• **Work task**: Copy the lines below word for word, skipping any image.

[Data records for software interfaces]
..............................
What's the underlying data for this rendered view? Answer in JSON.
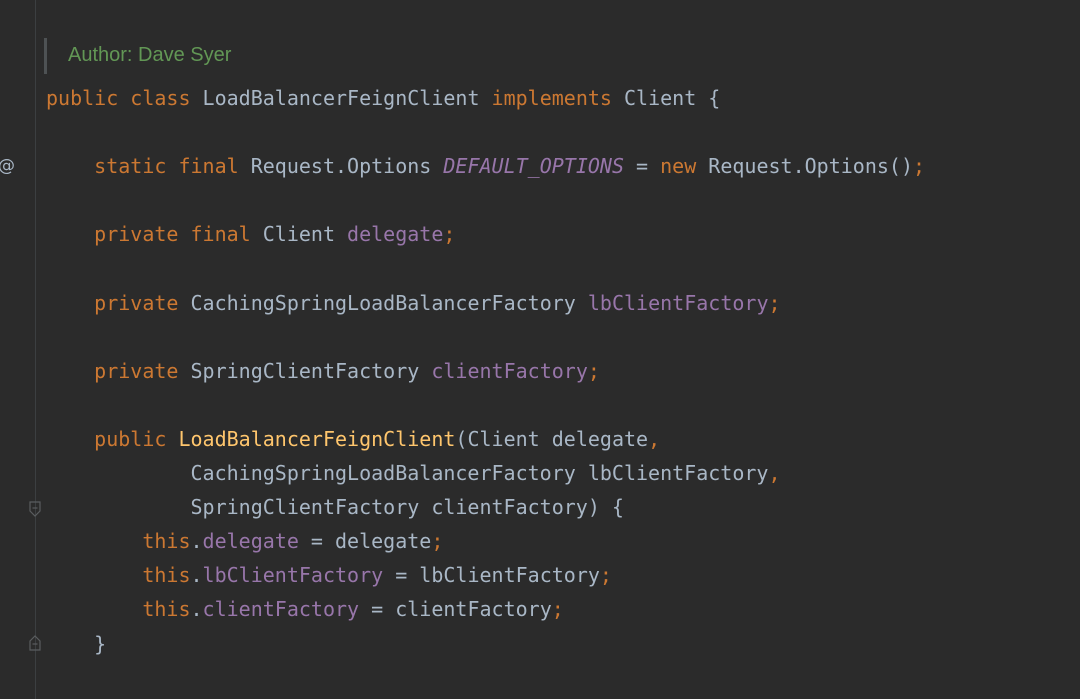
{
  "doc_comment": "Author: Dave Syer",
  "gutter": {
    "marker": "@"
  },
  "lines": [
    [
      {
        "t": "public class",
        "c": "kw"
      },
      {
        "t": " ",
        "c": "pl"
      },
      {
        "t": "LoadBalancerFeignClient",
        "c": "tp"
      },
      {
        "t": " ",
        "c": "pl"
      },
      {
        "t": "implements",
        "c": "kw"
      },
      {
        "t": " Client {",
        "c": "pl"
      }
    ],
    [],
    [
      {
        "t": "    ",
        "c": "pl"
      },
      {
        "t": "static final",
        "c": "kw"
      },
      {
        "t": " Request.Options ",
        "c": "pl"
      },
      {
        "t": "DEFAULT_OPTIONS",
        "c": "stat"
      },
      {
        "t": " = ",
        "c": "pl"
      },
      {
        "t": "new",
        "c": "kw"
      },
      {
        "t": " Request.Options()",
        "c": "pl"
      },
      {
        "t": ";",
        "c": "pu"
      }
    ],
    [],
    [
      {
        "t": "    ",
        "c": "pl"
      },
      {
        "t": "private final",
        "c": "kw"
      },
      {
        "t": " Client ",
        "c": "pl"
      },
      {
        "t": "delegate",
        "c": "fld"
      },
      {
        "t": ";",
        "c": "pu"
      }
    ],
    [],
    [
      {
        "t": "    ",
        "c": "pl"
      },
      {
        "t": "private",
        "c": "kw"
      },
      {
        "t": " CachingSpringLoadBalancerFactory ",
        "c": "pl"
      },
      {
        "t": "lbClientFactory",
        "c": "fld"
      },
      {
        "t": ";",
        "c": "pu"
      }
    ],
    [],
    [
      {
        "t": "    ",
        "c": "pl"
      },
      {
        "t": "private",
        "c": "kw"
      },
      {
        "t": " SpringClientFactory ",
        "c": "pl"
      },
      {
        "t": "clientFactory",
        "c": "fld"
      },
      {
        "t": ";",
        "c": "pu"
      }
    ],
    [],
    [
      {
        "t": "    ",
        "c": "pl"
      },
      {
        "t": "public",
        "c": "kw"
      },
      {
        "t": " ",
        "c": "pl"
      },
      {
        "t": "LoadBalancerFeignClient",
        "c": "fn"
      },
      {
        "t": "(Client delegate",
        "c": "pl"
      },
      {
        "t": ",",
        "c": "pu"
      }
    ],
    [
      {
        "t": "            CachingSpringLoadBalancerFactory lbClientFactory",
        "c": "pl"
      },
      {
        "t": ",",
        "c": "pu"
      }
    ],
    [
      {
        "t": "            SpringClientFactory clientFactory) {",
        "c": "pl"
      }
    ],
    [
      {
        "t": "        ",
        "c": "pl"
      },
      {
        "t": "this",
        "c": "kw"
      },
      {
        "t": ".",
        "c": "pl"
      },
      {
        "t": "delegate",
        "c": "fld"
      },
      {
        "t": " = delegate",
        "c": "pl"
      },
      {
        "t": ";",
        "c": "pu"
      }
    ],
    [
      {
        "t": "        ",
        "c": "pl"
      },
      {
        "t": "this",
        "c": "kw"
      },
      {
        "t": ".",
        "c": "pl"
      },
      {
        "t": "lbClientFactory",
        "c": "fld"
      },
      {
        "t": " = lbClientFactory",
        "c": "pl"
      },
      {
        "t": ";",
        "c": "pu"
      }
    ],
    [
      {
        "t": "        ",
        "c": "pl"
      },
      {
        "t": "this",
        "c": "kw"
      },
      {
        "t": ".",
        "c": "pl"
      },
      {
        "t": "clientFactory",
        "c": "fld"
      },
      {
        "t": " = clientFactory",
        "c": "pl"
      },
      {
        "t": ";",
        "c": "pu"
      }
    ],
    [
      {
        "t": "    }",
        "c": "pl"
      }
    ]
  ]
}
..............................
• **The answer**:
What's the underlying data for this rendered view? Answer in JSON.
{
  "doc_comment": "Author: Dave Syer",
  "gutter": {
    "marker": "@"
  },
  "lines": [
    [
      {
        "t": "public class",
        "c": "kw"
      },
      {
        "t": " ",
        "c": "pl"
      },
      {
        "t": "LoadBalancerFeignClient",
        "c": "tp"
      },
      {
        "t": " ",
        "c": "pl"
      },
      {
        "t": "implements",
        "c": "kw"
      },
      {
        "t": " Client {",
        "c": "pl"
      }
    ],
    [],
    [
      {
        "t": "    ",
        "c": "pl"
      },
      {
        "t": "static final",
        "c": "kw"
      },
      {
        "t": " Request.Options ",
        "c": "pl"
      },
      {
        "t": "DEFAULT_OPTIONS",
        "c": "stat"
      },
      {
        "t": " = ",
        "c": "pl"
      },
      {
        "t": "new",
        "c": "kw"
      },
      {
        "t": " Request.Options()",
        "c": "pl"
      },
      {
        "t": ";",
        "c": "pu"
      }
    ],
    [],
    [
      {
        "t": "    ",
        "c": "pl"
      },
      {
        "t": "private final",
        "c": "kw"
      },
      {
        "t": " Client ",
        "c": "pl"
      },
      {
        "t": "delegate",
        "c": "fld"
      },
      {
        "t": ";",
        "c": "pu"
      }
    ],
    [],
    [
      {
        "t": "    ",
        "c": "pl"
      },
      {
        "t": "private",
        "c": "kw"
      },
      {
        "t": " CachingSpringLoadBalancerFactory ",
        "c": "pl"
      },
      {
        "t": "lbClientFactory",
        "c": "fld"
      },
      {
        "t": ";",
        "c": "pu"
      }
    ],
    [],
    [
      {
        "t": "    ",
        "c": "pl"
      },
      {
        "t": "private",
        "c": "kw"
      },
      {
        "t": " SpringClientFactory ",
        "c": "pl"
      },
      {
        "t": "clientFactory",
        "c": "fld"
      },
      {
        "t": ";",
        "c": "pu"
      }
    ],
    [],
    [
      {
        "t": "    ",
        "c": "pl"
      },
      {
        "t": "public",
        "c": "kw"
      },
      {
        "t": " ",
        "c": "pl"
      },
      {
        "t": "LoadBalancerFeignClient",
        "c": "fn"
      },
      {
        "t": "(Client delegate",
        "c": "pl"
      },
      {
        "t": ",",
        "c": "pu"
      }
    ],
    [
      {
        "t": "            CachingSpringLoadBalancerFactory lbClientFactory",
        "c": "pl"
      },
      {
        "t": ",",
        "c": "pu"
      }
    ],
    [
      {
        "t": "            SpringClientFactory clientFactory) {",
        "c": "pl"
      }
    ],
    [
      {
        "t": "        ",
        "c": "pl"
      },
      {
        "t": "this",
        "c": "kw"
      },
      {
        "t": ".",
        "c": "pl"
      },
      {
        "t": "delegate",
        "c": "fld"
      },
      {
        "t": " = delegate",
        "c": "pl"
      },
      {
        "t": ";",
        "c": "pu"
      }
    ],
    [
      {
        "t": "        ",
        "c": "pl"
      },
      {
        "t": "this",
        "c": "kw"
      },
      {
        "t": ".",
        "c": "pl"
      },
      {
        "t": "lbClientFactory",
        "c": "fld"
      },
      {
        "t": " = lbClientFactory",
        "c": "pl"
      },
      {
        "t": ";",
        "c": "pu"
      }
    ],
    [
      {
        "t": "        ",
        "c": "pl"
      },
      {
        "t": "this",
        "c": "kw"
      },
      {
        "t": ".",
        "c": "pl"
      },
      {
        "t": "clientFactory",
        "c": "fld"
      },
      {
        "t": " = clientFactory",
        "c": "pl"
      },
      {
        "t": ";",
        "c": "pu"
      }
    ],
    [
      {
        "t": "    }",
        "c": "pl"
      }
    ]
  ]
}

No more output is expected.